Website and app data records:

=-=-=

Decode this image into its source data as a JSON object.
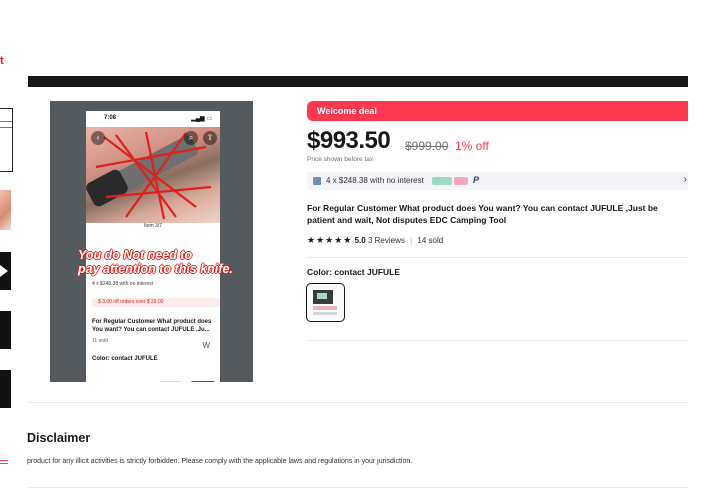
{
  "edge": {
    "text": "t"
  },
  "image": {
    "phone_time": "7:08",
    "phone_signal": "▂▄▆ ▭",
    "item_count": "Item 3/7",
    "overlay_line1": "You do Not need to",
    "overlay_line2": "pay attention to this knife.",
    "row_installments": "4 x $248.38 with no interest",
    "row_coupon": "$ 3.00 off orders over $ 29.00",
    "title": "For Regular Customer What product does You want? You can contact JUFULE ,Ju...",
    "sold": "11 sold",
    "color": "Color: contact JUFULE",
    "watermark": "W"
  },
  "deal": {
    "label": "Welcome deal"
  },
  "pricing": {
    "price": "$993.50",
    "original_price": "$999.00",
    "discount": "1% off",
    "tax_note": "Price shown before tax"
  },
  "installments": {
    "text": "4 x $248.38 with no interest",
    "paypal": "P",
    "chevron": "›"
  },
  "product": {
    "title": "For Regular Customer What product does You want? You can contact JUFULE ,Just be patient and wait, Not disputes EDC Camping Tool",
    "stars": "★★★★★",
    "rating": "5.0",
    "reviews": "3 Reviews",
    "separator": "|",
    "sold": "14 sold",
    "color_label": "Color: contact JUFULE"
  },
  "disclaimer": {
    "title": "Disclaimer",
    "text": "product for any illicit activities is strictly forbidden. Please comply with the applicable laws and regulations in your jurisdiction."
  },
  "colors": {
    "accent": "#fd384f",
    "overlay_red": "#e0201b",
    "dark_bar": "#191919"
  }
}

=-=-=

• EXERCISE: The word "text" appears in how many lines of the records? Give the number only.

• EXERCISE RESULT: 3